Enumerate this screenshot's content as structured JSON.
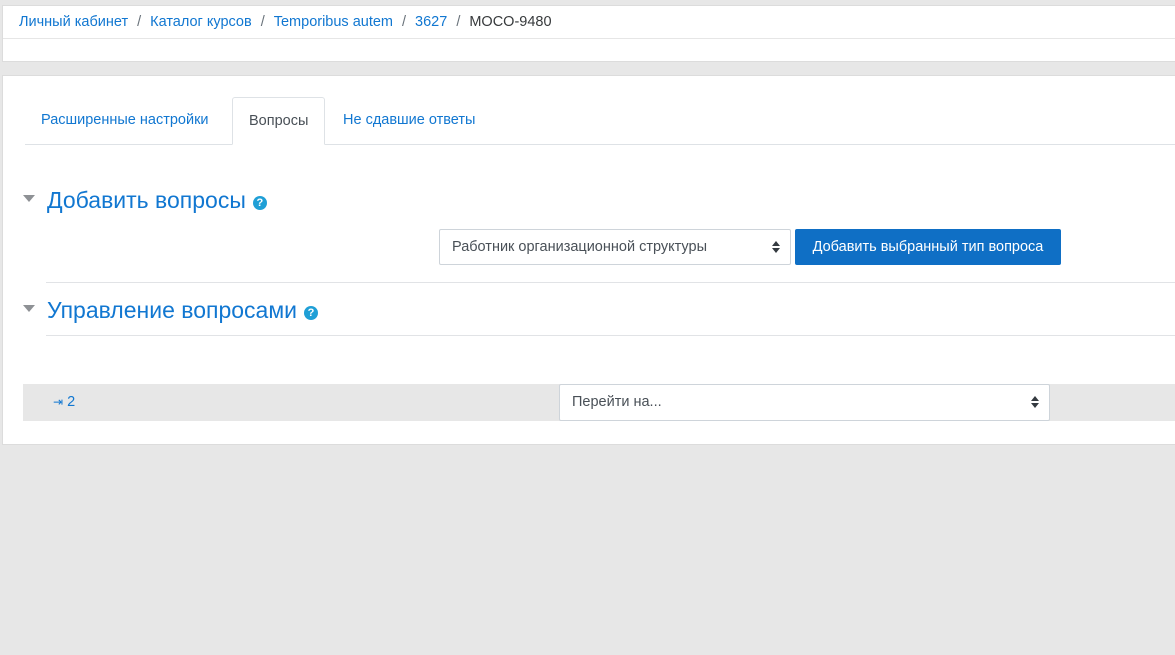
{
  "breadcrumb": {
    "items": [
      "Личный кабинет",
      "Каталог курсов",
      "Temporibus autem",
      "3627"
    ],
    "separator": "/",
    "current": "MOCO-9480"
  },
  "tabs": [
    {
      "label": "Расширенные настройки",
      "active": false
    },
    {
      "label": "Вопросы",
      "active": true
    },
    {
      "label": "Не сдавшие ответы",
      "active": false
    }
  ],
  "add_questions": {
    "title": "Добавить вопросы",
    "help_icon": "?",
    "question_type_selected": "Работник организационной структуры",
    "add_button_label": "Добавить выбранный тип вопроса"
  },
  "manage_questions": {
    "title": "Управление вопросами",
    "help_icon": "?"
  },
  "navigation": {
    "page_link_icon": "⇥",
    "page_link_label": "2",
    "jump_placeholder": "Перейти на..."
  },
  "colors": {
    "accent": "#1177d1",
    "button_bg": "#0f6fc5",
    "help_icon": "#1f9fd6",
    "page_bg": "#e7e7e7"
  }
}
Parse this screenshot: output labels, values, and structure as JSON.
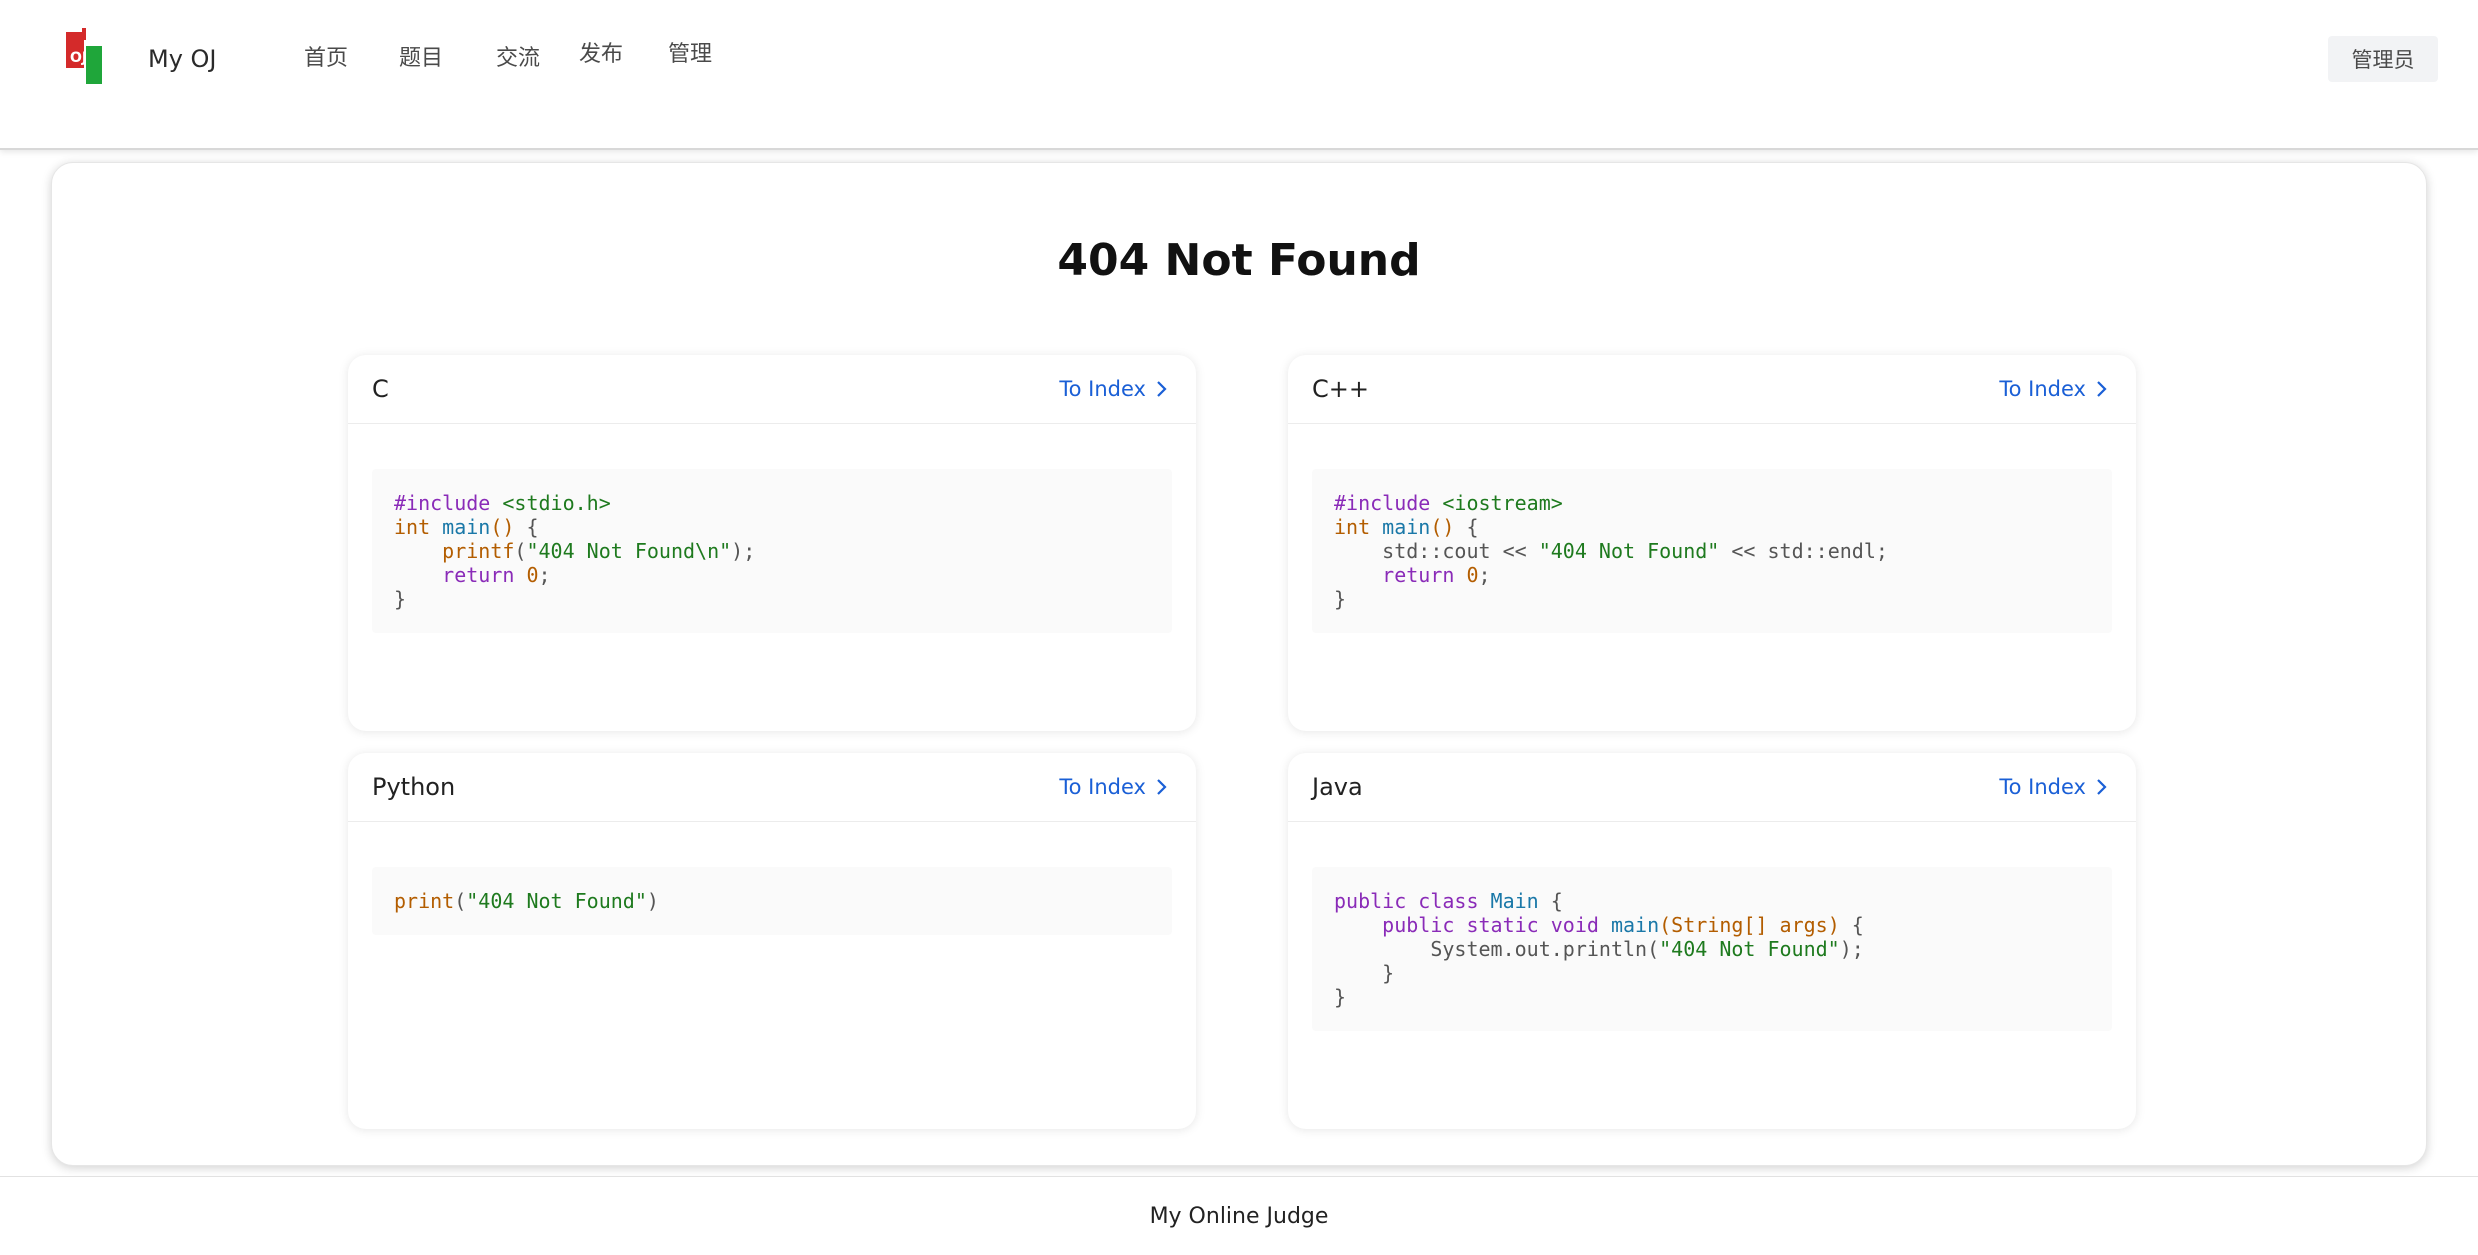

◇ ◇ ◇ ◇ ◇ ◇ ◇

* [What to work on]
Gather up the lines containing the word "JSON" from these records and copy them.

* [Exercise solution]
Enumerate this screenshot's content as structured JSON.
Parse this screenshot: output labels, values, and structure as JSON.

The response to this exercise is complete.